The Government of the Northwest Territories (GNWT) held a public engagement session in Inuvik to discuss its proposed changes to the Petroleum Resources Act (PRA) and the Oil and Gas Operations Act (OGOA) on March 27.
Menzie McEachern, GNWT’s director of mineral and petroleum resources said the changes are meant to modernize the PRA and OGOA through three areas of focus.
The first area of proposed change is in transparency and accountability, as section 91 of the PRA makes it impossible for the GNWT to share information that is in the public interest.
“We’ve definitely heard from the public a desire to have access to more information… Building awareness of an industry means that people can understand it more, and it allows them to know who to contact with questions or ideas regarding their ideas,” McEachern said.
“We want to make more information publicly available related to the sector and related to oil and gas activity, both in terms of environmental information as well as tenure or rights information, as well as economic benefit information about the sector and its activities.”
The second area of proposed change is in modernizing the way that significant discoveries are handled because legislation governing these discoveries is outdated.
The main issue with current significant discovery legislation, according to McEachern, is that once a company has a significant discovery licence, they can hold that licence permanently, free of charge.
“There’s a risk there that companies will have control over a very large land area for a very long period of time and not develop and produce those resources for the benefit of the public,” he said. “We have heard that people have a strong interest in making sure the public resources do get produced to provide the benefits that people want so there are jobs, contracts and business opportunities.”
The final area of proposed changes deal with technical and administrative amendments, which McEachern says will increase the GNWT’s operating efficiency.
He added that the goal of the proposed changes is to ensure legislation works for Northerners.
Gerry Kisoun, an Inuvik community member who attended the engagement session, said he thinks meaningful consultation with communities who will be affected by proposed changes is important.
“Our people are going to be here long after many other people might be gone from here, and we’ll have to live with the changes made,” said Kisoun. “The people that are going to be affected need to be consulted.”
Kisoun added that he wants the GNWT to keep the environment in mind when making legislative change.
“I would like to see, with some of the changes that they’re trying to make, for them to keep the land as a part of it, you’ve got to keep the water as a part of it, you’ve got to keep the animals as a part of it,” said Kisoun. “You have to keep the whole ecosystem in mind.”
Kisoun said one change he would like to see is for the GNWT bring a natural gas well back to Inuvik.
“Right now, we’re paying a lot of money for our heating fuel for our homes.
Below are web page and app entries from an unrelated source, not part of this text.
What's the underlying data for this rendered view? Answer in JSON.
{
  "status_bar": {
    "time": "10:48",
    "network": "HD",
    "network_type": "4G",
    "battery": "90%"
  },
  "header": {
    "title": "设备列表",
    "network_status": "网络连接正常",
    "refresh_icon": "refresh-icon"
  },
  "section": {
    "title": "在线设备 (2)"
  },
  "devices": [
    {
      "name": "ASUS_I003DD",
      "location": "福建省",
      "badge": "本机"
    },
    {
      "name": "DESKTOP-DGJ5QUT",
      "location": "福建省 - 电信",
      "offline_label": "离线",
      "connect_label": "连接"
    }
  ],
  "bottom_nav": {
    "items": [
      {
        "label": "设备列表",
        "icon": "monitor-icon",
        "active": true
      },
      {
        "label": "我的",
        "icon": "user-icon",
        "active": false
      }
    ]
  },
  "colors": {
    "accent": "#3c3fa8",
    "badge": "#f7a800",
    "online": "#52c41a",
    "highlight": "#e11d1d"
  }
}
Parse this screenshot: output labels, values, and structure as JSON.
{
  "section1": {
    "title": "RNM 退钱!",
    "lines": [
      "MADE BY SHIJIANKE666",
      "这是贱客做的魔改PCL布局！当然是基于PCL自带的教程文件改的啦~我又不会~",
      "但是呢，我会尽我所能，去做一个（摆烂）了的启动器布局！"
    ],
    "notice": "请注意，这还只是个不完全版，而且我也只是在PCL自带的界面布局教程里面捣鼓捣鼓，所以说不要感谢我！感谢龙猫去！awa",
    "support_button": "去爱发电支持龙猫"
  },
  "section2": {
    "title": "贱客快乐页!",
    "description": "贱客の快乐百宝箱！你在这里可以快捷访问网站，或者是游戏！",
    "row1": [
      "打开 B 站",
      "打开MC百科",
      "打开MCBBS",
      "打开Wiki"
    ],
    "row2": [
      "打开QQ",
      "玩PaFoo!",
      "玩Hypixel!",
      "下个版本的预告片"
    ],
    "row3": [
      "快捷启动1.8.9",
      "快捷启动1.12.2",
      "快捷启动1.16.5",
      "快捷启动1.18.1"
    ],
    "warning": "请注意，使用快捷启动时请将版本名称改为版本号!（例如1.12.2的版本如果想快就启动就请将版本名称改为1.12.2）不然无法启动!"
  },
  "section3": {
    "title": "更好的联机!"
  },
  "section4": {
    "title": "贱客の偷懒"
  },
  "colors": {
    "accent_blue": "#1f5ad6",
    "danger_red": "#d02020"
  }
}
It’s really costly and some families are really hurting,” said Kisoun. “I’d like to see one of those wells open up, if we can do it in a way where it’s not going to be super expensive, and take care of the environment at the same time.”